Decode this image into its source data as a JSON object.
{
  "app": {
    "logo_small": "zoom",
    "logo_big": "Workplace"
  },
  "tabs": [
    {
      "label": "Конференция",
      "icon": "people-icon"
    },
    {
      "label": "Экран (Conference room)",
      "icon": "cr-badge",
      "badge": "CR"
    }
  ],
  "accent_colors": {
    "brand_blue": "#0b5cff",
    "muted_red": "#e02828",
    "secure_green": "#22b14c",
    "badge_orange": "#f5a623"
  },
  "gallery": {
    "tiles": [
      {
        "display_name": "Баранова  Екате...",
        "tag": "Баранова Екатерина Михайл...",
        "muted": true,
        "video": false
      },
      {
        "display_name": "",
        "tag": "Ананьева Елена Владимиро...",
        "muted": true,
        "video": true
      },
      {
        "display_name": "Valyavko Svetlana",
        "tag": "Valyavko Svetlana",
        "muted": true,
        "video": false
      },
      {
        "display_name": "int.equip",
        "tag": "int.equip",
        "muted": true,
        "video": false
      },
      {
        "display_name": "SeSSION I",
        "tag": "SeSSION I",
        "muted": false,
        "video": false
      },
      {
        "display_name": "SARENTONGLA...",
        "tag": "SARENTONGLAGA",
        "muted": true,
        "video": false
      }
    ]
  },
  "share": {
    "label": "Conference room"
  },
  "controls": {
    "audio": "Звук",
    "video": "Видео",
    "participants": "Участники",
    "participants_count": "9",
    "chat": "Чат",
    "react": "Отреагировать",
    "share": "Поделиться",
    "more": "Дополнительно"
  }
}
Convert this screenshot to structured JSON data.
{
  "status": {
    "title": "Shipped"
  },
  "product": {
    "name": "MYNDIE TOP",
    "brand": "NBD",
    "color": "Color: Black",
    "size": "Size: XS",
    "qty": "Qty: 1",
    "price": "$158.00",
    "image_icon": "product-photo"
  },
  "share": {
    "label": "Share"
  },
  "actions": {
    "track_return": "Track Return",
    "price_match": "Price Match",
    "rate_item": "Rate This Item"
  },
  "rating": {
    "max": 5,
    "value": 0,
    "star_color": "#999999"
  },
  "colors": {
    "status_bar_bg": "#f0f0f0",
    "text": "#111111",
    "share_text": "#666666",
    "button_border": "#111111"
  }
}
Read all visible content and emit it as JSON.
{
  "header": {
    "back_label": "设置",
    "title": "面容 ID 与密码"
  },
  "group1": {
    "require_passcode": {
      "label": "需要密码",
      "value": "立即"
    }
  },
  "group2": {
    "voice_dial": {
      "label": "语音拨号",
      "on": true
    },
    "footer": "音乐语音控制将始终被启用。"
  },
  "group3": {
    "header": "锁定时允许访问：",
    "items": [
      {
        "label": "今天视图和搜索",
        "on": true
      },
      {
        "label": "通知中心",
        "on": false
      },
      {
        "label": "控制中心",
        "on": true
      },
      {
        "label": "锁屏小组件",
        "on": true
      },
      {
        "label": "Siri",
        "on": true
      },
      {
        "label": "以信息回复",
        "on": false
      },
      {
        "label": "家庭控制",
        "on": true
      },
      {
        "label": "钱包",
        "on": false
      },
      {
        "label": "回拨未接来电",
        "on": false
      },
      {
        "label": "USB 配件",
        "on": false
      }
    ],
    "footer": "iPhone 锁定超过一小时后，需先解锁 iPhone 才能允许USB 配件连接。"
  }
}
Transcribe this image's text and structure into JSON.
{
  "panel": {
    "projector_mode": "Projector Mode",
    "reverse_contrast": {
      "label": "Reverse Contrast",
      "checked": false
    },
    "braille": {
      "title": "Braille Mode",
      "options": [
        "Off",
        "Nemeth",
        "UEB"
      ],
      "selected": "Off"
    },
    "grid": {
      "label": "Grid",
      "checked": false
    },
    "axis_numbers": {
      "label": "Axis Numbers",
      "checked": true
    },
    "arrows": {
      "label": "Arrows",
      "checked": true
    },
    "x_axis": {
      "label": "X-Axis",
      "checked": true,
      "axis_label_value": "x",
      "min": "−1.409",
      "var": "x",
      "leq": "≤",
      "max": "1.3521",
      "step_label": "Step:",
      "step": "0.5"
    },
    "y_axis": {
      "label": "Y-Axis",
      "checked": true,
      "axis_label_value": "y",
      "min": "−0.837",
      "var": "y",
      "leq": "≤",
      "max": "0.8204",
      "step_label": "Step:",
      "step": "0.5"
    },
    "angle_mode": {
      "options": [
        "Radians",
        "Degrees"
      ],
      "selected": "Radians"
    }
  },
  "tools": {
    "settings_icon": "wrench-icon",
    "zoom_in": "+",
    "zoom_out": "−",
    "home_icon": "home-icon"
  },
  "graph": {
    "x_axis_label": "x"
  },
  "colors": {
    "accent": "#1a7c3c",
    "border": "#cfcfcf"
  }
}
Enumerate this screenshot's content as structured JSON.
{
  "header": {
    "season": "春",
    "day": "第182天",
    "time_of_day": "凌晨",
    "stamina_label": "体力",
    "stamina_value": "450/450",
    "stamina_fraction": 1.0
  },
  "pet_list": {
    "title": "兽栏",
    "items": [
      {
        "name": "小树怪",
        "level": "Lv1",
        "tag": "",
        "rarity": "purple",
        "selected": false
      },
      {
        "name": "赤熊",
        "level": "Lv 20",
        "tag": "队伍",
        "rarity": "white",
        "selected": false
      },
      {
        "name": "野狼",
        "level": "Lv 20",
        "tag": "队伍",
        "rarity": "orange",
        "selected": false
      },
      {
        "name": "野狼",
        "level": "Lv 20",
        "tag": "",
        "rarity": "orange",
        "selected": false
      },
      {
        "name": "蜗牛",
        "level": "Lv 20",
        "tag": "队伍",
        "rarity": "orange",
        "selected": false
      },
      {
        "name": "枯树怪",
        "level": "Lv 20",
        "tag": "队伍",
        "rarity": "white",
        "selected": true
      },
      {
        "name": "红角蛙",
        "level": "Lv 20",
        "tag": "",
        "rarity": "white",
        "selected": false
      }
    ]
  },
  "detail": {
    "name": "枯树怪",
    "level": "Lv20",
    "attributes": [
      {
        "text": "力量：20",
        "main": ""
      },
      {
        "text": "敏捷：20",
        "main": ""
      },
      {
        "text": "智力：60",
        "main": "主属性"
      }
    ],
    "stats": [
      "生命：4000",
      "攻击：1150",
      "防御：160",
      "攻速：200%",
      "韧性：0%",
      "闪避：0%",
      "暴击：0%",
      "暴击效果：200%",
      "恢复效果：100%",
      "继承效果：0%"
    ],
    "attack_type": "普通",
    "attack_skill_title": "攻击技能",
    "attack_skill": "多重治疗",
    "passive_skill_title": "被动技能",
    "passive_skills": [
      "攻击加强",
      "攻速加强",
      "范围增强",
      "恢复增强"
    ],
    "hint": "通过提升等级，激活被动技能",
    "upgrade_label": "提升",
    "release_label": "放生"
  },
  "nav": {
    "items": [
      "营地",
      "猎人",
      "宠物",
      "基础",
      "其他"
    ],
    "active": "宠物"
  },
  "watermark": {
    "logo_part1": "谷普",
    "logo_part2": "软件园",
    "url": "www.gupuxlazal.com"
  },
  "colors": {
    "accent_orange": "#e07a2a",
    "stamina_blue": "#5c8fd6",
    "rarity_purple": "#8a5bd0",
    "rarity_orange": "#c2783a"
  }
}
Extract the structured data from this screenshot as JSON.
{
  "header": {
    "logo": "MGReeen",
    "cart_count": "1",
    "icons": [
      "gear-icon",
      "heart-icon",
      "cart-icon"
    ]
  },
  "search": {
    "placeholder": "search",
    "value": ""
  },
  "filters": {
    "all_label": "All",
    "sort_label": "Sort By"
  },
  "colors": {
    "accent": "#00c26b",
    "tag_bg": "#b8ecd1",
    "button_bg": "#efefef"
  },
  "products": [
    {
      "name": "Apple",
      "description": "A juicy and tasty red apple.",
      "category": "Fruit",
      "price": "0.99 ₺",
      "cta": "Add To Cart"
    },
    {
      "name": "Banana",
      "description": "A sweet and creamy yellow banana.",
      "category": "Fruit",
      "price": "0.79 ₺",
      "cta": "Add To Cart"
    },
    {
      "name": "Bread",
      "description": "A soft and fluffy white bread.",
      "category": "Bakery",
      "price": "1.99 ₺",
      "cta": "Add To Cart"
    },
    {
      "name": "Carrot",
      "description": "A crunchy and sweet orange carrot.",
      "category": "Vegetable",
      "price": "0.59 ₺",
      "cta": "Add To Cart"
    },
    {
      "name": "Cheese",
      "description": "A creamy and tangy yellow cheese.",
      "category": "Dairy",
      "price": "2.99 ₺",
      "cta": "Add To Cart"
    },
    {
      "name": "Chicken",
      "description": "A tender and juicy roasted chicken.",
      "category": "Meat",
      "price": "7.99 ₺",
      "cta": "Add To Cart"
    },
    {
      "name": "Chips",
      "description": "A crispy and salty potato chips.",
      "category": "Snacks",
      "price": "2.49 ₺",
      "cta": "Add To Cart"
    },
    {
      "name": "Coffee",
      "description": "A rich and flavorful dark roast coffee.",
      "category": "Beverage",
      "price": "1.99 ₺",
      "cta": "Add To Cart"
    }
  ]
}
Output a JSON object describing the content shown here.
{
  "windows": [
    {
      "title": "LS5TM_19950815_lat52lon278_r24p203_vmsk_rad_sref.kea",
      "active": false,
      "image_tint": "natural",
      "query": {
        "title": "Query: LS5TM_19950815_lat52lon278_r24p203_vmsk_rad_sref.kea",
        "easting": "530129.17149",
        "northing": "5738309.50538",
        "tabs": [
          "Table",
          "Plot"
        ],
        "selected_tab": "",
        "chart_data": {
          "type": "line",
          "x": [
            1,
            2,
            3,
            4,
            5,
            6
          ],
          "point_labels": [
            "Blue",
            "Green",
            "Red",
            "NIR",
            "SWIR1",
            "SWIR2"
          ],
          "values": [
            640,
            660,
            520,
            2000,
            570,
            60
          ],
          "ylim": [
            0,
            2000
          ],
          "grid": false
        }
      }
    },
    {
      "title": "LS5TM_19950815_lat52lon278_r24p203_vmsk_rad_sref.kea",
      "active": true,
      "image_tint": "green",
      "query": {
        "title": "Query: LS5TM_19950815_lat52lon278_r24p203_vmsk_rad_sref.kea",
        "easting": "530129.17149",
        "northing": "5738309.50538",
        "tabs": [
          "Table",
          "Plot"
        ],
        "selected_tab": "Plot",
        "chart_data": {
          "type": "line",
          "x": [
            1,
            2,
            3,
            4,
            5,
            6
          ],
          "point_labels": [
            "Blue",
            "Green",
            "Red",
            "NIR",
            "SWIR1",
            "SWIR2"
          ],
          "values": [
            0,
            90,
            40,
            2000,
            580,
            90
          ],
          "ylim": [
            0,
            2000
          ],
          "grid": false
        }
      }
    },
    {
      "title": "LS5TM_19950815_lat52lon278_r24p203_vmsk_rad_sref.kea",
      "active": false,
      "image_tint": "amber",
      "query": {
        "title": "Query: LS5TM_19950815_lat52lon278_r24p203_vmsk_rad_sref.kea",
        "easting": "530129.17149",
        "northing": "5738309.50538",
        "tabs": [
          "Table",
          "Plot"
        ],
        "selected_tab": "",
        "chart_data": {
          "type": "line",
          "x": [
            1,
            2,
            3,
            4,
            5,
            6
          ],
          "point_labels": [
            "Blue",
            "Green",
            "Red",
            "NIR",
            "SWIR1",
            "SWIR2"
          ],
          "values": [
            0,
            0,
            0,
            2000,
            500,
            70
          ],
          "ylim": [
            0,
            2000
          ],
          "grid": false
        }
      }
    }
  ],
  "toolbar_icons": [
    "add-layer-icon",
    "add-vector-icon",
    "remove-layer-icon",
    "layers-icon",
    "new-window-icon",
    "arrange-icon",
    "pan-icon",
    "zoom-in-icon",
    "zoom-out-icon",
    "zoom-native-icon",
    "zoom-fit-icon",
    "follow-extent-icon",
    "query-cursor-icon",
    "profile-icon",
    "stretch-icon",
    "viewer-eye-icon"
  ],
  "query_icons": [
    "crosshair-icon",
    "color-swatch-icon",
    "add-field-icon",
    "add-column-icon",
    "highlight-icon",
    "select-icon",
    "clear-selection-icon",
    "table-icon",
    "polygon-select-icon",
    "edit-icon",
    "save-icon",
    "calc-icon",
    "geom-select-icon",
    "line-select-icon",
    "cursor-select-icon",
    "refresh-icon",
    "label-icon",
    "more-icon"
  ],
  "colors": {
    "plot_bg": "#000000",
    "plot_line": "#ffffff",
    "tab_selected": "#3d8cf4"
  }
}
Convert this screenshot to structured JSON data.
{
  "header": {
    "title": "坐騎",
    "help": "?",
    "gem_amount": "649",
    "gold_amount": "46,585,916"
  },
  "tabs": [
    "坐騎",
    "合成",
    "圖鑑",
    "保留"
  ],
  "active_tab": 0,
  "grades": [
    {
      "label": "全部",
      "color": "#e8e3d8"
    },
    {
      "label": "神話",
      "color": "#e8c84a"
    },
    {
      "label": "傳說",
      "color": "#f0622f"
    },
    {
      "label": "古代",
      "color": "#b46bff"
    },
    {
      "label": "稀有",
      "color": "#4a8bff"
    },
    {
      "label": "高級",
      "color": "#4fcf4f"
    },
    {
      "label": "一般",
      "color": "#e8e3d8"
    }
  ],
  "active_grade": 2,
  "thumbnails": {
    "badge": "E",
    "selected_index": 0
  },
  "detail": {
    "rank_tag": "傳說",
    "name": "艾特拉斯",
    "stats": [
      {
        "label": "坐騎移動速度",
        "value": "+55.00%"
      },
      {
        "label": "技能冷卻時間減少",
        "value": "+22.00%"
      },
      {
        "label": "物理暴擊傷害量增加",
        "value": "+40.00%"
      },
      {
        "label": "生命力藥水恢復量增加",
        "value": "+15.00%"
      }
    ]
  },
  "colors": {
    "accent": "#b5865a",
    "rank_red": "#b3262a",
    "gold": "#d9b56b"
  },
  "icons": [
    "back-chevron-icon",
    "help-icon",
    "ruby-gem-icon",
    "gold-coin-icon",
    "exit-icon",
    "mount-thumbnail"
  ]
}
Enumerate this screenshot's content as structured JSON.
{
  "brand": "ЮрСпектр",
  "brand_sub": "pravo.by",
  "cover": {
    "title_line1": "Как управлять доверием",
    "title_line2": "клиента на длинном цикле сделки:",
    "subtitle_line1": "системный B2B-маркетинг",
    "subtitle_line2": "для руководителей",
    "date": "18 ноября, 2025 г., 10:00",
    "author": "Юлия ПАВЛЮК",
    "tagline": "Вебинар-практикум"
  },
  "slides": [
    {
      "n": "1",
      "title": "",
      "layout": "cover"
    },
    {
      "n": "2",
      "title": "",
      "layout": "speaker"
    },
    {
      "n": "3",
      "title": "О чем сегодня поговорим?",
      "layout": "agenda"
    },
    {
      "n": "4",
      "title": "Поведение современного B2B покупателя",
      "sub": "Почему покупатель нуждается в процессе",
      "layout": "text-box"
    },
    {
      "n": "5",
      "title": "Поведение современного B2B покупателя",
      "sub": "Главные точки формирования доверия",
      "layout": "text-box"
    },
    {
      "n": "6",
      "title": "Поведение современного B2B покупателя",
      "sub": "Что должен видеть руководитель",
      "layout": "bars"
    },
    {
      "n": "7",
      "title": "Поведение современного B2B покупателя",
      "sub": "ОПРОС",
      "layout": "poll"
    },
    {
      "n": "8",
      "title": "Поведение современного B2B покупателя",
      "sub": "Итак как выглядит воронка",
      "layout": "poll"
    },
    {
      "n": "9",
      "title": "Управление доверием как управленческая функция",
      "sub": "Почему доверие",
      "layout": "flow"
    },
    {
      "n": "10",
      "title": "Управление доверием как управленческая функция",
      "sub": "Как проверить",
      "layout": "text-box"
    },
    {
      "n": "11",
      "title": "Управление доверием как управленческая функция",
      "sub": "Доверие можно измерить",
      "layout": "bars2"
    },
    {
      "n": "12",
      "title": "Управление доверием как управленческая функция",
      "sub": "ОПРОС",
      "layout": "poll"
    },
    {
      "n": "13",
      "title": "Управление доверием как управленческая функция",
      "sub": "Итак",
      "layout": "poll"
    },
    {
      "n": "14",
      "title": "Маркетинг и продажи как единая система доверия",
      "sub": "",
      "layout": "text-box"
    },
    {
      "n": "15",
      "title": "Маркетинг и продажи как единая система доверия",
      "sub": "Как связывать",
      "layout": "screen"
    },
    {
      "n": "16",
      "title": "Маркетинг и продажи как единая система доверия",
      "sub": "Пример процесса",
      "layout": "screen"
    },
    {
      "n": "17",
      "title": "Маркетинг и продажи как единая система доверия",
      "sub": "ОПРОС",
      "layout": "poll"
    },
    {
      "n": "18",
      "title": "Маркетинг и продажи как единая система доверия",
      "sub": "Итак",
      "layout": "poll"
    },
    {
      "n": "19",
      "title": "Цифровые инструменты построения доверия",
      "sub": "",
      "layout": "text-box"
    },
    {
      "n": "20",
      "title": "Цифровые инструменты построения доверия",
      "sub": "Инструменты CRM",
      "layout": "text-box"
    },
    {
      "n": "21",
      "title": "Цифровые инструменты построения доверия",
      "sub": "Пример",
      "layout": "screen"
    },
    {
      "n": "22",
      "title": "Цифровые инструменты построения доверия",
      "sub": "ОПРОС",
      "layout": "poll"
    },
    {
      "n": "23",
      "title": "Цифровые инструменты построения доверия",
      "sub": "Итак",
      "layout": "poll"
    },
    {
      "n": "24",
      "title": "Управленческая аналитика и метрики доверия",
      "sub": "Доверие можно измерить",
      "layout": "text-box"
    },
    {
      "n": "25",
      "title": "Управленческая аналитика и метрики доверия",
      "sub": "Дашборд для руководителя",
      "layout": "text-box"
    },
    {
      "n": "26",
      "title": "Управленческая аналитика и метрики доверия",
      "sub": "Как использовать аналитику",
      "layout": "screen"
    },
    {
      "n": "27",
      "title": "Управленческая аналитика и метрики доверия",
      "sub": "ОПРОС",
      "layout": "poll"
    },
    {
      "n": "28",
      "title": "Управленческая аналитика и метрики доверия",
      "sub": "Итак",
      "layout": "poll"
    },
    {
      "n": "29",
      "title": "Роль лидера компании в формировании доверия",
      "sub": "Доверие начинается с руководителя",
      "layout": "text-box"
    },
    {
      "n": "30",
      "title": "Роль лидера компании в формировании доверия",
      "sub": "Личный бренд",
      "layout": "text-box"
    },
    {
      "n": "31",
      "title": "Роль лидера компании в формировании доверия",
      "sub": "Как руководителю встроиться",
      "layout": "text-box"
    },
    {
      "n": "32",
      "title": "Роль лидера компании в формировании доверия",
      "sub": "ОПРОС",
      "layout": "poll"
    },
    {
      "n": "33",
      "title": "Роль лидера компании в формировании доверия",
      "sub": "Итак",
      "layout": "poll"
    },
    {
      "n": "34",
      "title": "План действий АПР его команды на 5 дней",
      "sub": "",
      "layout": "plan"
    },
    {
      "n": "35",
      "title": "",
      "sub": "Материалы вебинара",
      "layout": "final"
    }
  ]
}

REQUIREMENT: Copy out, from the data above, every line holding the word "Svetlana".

OUTPUT:
        "display_name": "Valyavko Svetlana",
        "tag": "Valyavko Svetlana",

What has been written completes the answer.